▶ _What is expected_: A single number is required: the count of lines in the following entries that include the word "gradle".

▶ _Material provided_:
════
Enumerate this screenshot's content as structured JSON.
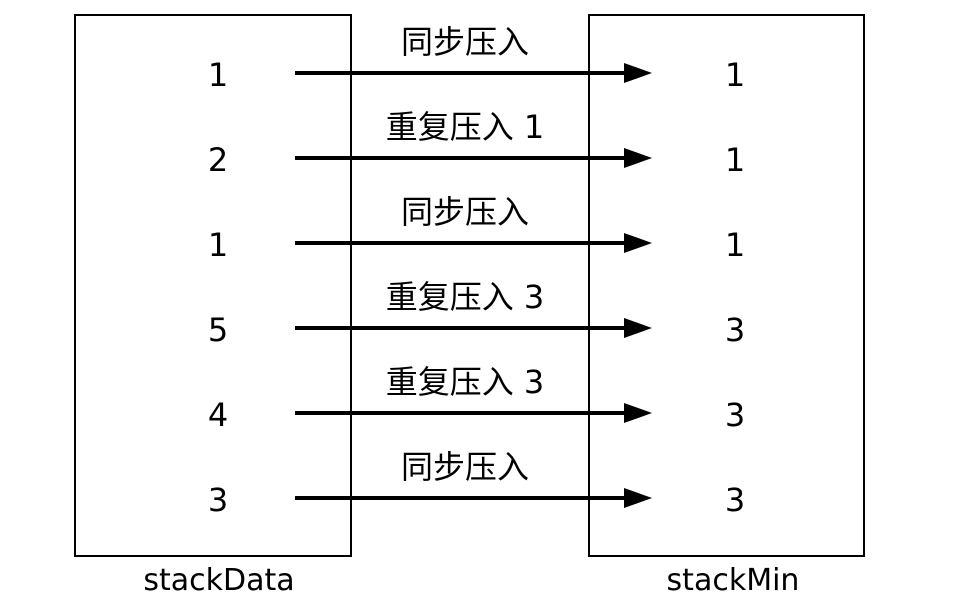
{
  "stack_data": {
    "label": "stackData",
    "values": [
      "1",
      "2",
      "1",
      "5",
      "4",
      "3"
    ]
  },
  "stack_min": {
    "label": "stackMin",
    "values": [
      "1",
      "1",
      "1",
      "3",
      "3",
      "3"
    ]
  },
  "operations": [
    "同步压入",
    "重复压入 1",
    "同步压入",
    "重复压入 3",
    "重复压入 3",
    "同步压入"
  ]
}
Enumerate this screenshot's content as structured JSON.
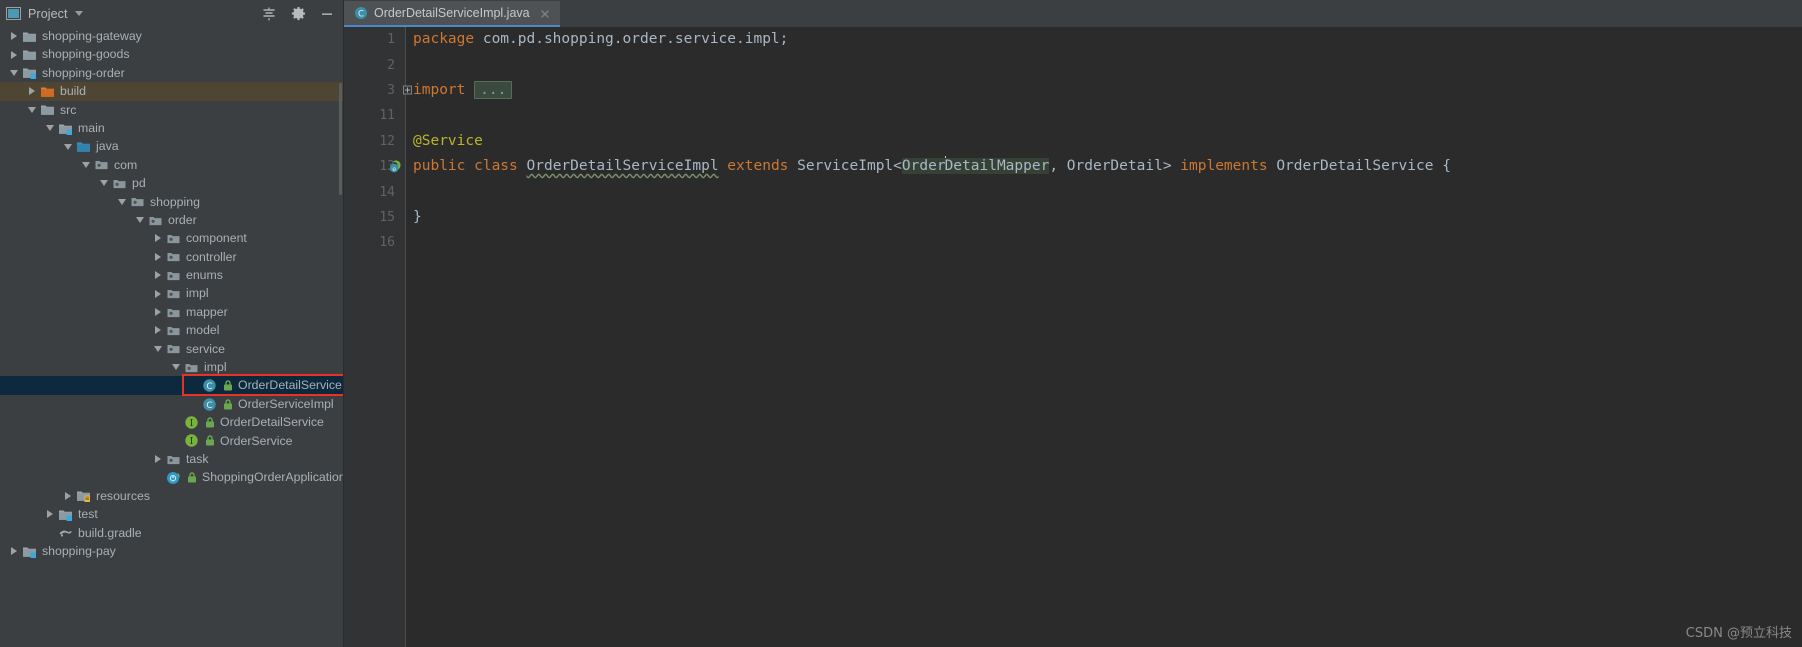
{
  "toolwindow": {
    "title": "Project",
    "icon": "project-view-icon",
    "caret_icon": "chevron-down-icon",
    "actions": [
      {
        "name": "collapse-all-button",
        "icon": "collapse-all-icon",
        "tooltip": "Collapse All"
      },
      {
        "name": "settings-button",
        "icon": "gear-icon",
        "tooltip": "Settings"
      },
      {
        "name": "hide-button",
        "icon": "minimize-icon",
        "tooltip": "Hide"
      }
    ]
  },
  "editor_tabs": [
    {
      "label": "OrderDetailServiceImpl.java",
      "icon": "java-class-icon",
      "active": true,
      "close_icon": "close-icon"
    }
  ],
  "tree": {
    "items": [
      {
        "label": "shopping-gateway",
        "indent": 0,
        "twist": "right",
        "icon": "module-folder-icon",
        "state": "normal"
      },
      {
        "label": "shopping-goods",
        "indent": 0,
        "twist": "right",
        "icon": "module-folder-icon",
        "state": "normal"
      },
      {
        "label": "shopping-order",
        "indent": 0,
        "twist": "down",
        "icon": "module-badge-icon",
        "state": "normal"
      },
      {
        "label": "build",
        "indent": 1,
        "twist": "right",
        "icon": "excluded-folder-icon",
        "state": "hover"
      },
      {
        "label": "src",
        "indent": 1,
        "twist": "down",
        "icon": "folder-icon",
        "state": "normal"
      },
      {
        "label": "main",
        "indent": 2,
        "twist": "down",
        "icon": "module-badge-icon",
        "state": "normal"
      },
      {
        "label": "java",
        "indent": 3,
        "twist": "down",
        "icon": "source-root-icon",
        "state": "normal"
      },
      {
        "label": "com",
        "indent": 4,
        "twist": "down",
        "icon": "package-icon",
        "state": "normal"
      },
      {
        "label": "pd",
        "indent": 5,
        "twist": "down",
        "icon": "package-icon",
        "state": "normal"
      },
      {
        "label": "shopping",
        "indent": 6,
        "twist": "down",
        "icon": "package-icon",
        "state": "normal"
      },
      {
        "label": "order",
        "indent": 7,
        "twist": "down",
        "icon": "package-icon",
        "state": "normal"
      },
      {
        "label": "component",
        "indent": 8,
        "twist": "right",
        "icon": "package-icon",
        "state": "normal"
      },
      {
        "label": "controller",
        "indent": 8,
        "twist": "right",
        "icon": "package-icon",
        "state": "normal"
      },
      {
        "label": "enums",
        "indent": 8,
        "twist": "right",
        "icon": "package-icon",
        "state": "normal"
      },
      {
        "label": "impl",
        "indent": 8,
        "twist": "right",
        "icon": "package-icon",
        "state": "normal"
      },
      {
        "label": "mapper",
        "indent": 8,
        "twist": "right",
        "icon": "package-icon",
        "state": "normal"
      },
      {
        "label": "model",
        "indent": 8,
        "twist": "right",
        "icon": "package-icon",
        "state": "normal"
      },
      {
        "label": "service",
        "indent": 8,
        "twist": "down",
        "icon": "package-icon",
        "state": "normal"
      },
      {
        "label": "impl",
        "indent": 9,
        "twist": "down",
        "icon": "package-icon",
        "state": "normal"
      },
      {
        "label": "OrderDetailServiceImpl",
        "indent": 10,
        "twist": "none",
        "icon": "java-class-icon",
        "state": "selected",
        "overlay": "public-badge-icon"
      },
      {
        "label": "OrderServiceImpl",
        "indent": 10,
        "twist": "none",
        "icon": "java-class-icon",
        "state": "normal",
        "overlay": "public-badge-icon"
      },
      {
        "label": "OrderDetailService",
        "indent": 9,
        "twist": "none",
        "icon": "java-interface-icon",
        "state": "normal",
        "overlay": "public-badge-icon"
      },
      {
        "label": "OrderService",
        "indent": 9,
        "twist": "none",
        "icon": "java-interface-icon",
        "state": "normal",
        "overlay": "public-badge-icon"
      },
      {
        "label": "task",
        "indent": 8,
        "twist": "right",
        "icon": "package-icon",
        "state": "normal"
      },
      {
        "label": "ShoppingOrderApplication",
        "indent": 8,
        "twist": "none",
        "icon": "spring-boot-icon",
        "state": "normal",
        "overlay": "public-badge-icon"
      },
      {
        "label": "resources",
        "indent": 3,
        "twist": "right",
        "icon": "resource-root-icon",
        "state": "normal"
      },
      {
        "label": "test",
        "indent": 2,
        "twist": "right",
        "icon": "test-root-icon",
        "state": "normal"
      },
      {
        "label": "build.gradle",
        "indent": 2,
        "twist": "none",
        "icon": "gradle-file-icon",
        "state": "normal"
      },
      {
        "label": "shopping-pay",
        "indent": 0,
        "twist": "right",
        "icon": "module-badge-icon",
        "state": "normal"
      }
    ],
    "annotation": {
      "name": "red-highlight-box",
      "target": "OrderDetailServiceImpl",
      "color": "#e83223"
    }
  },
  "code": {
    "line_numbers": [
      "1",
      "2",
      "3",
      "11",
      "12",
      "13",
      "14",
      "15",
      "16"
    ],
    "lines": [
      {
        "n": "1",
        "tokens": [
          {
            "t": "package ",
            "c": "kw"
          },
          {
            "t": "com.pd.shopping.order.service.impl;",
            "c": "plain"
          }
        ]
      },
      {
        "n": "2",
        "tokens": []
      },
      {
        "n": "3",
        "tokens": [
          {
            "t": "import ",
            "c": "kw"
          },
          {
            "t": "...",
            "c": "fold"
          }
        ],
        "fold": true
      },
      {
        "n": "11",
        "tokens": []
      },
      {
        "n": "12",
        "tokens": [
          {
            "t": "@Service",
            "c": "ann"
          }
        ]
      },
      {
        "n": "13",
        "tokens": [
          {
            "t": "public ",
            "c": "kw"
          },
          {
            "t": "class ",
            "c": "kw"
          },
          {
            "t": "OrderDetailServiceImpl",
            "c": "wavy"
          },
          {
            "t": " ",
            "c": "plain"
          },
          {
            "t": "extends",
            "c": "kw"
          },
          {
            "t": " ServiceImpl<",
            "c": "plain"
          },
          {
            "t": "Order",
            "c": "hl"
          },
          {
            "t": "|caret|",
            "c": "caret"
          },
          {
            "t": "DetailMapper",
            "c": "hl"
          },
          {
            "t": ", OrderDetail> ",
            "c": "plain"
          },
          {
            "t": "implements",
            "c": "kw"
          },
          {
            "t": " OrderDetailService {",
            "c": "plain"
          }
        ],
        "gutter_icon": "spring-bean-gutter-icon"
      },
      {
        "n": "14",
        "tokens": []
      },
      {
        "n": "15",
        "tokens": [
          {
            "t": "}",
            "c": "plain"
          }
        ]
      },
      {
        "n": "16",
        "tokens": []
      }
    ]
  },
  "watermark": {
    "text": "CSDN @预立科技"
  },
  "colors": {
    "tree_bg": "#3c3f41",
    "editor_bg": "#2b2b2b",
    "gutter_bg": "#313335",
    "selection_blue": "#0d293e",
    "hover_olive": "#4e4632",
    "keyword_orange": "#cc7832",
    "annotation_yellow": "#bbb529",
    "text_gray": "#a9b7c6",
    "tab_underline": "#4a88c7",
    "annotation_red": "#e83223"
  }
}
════
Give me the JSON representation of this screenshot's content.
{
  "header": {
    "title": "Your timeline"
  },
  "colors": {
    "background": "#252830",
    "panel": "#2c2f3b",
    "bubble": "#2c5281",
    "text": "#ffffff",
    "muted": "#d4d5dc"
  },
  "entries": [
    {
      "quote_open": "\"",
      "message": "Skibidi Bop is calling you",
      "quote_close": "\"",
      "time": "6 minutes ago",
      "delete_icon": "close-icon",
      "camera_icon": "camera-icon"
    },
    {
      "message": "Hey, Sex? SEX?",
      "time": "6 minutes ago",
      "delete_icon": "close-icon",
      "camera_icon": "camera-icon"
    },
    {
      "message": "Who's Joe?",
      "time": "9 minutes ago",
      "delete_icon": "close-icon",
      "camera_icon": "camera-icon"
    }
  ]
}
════
▶ _Reply to the exercise_: 2